§ **INFORMATION SUPPLIED**:
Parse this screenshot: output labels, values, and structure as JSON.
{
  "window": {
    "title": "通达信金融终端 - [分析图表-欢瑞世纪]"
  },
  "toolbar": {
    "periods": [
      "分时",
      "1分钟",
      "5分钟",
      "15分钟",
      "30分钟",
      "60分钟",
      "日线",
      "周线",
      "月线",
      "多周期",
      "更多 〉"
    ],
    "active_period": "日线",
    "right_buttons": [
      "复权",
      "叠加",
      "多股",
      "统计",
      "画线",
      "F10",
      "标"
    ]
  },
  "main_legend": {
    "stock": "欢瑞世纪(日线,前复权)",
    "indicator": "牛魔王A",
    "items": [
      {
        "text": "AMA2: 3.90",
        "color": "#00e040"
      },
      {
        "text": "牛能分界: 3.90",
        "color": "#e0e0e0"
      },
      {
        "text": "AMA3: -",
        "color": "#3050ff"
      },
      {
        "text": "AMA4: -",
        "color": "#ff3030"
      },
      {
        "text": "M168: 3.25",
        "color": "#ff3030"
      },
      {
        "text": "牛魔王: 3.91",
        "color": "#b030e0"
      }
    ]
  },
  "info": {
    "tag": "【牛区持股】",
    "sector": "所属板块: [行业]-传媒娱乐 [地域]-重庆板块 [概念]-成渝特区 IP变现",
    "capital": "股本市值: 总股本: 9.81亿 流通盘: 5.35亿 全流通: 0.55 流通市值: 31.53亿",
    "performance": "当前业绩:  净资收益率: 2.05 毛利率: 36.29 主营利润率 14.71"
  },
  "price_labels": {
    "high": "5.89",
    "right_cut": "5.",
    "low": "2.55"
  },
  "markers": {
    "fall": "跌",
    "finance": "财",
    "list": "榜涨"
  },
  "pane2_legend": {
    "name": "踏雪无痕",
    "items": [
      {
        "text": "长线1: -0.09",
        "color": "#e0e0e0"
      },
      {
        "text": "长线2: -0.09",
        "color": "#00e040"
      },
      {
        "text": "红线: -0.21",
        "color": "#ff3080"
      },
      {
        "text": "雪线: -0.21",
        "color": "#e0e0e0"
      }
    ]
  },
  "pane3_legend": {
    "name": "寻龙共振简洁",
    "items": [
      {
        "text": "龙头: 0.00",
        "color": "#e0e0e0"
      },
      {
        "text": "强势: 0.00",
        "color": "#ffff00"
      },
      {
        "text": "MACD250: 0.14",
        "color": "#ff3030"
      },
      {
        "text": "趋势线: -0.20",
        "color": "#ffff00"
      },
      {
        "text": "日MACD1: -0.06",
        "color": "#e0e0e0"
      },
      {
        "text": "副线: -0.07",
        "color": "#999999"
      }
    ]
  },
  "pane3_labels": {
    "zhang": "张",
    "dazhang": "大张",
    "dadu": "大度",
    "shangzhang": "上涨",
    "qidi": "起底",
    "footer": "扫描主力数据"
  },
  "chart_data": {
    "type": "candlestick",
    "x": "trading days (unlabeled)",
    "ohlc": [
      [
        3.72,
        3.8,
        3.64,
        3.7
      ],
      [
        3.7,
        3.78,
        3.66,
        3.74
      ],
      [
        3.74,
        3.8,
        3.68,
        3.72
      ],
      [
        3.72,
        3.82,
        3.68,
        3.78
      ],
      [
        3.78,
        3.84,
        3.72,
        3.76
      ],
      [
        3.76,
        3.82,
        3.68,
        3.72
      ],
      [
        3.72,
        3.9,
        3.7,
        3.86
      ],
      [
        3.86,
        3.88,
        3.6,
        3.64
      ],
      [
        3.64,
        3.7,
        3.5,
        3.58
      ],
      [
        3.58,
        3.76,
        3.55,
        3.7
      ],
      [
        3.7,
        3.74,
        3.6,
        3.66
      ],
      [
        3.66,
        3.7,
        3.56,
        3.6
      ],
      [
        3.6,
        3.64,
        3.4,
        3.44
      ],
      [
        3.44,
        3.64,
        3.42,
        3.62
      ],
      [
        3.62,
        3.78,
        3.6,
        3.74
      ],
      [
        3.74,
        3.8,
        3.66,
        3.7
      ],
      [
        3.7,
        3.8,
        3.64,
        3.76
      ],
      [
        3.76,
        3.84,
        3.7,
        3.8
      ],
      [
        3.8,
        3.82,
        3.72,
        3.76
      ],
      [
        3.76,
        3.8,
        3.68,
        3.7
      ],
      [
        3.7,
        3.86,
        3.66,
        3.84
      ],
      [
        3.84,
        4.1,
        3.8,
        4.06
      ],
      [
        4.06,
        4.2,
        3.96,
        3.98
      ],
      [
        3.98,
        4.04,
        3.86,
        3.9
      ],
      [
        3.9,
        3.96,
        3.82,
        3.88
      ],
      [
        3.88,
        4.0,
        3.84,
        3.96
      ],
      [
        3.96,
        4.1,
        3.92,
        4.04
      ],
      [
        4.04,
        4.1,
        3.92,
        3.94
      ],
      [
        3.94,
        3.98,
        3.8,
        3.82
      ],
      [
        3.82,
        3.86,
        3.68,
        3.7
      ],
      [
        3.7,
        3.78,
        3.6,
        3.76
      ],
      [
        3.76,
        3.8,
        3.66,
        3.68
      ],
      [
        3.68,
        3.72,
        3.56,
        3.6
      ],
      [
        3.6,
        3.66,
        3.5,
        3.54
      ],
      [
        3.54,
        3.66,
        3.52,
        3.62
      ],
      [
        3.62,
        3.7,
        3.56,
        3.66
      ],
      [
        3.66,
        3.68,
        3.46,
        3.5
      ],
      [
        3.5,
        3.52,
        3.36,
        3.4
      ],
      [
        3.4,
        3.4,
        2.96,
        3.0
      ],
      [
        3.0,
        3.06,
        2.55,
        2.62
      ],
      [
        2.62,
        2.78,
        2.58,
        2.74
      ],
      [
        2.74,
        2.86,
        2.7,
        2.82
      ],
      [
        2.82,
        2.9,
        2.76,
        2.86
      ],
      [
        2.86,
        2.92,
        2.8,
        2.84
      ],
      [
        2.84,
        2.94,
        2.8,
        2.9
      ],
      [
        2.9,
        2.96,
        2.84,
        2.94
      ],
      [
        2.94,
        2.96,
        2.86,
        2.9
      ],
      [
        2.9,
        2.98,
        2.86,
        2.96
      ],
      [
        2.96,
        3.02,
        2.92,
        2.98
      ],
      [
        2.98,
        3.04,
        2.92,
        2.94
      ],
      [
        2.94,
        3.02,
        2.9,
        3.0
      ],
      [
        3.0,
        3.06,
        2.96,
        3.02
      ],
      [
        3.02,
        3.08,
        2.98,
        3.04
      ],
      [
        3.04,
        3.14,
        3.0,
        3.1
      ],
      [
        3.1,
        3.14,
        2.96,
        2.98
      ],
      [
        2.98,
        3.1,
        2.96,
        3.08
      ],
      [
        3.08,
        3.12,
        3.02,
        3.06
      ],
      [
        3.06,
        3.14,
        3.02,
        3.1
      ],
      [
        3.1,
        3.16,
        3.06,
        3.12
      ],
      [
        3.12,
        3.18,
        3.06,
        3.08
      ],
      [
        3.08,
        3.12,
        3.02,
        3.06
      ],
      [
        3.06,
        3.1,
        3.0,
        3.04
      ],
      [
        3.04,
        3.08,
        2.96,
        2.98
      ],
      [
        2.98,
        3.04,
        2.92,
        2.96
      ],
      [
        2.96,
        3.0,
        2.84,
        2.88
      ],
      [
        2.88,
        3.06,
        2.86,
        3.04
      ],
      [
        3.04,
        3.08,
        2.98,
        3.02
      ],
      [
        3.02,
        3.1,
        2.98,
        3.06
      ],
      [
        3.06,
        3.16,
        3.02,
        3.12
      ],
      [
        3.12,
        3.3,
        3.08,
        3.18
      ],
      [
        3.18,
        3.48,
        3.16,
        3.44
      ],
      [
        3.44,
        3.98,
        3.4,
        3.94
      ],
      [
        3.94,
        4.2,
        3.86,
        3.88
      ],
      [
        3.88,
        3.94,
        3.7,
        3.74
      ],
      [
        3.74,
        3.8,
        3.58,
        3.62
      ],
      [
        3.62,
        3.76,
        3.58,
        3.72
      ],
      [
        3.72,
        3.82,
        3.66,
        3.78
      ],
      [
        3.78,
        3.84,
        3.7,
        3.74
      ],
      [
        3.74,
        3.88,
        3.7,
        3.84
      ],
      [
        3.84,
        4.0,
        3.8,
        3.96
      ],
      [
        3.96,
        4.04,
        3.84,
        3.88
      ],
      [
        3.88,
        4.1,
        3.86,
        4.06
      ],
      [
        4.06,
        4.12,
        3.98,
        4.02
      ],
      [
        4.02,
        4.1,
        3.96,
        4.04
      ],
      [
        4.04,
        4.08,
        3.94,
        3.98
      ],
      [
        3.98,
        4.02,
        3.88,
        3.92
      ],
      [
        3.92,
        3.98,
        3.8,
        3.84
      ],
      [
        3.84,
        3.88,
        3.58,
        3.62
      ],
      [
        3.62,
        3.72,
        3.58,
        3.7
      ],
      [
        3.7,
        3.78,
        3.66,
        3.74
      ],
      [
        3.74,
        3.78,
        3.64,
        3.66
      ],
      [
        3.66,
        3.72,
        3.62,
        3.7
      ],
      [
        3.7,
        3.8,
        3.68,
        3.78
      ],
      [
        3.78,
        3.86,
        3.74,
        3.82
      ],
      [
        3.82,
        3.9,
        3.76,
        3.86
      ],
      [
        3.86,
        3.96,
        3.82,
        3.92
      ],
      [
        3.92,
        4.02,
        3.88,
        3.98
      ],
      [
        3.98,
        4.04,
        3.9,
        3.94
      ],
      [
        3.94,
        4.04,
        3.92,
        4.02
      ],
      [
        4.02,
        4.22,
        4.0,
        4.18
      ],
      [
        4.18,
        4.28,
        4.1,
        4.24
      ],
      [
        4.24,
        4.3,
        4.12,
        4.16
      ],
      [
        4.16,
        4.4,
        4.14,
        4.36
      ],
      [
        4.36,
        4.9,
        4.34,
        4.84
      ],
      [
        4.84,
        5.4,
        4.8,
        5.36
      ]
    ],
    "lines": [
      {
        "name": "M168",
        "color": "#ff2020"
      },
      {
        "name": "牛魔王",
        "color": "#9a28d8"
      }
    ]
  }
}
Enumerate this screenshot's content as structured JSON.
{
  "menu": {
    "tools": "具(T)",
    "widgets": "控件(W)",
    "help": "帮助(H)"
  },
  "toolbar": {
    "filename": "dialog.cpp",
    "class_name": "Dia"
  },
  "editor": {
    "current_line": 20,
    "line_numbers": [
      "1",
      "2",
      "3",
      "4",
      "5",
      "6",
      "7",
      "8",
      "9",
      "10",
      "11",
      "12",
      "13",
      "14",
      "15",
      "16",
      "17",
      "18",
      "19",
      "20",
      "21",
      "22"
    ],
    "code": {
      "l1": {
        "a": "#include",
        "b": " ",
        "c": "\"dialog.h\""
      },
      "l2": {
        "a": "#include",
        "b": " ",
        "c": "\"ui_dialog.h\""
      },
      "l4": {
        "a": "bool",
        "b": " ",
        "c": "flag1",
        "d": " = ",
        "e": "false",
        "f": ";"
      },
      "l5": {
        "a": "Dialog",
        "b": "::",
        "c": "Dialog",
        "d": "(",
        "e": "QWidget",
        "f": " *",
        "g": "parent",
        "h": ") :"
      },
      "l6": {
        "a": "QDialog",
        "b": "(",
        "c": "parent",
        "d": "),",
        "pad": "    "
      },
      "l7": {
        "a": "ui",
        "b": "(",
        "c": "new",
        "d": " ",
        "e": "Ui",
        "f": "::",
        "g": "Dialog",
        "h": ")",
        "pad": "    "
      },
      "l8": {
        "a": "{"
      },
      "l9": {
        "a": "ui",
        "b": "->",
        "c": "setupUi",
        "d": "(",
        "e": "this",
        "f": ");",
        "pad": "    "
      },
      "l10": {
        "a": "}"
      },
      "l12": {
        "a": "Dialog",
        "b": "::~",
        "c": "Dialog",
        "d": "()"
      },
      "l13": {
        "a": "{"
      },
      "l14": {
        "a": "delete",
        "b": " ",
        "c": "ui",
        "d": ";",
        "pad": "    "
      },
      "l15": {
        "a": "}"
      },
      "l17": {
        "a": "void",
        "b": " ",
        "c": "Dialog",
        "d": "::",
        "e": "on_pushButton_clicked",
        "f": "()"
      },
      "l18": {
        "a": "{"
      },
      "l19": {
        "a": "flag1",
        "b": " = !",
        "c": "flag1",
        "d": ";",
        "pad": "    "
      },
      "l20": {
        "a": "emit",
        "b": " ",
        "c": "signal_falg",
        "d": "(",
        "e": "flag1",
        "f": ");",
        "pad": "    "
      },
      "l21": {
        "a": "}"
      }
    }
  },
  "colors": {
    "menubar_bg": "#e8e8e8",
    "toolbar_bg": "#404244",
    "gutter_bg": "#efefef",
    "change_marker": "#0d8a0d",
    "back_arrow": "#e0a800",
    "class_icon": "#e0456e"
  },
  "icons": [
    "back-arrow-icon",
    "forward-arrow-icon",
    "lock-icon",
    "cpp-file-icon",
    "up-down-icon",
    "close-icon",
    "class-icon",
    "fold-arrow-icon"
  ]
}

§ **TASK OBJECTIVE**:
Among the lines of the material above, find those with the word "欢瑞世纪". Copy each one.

§ **THE ANSWER**:
    "title": "通达信金融终端 - [分析图表-欢瑞世纪]"
    "stock": "欢瑞世纪(日线,前复权)",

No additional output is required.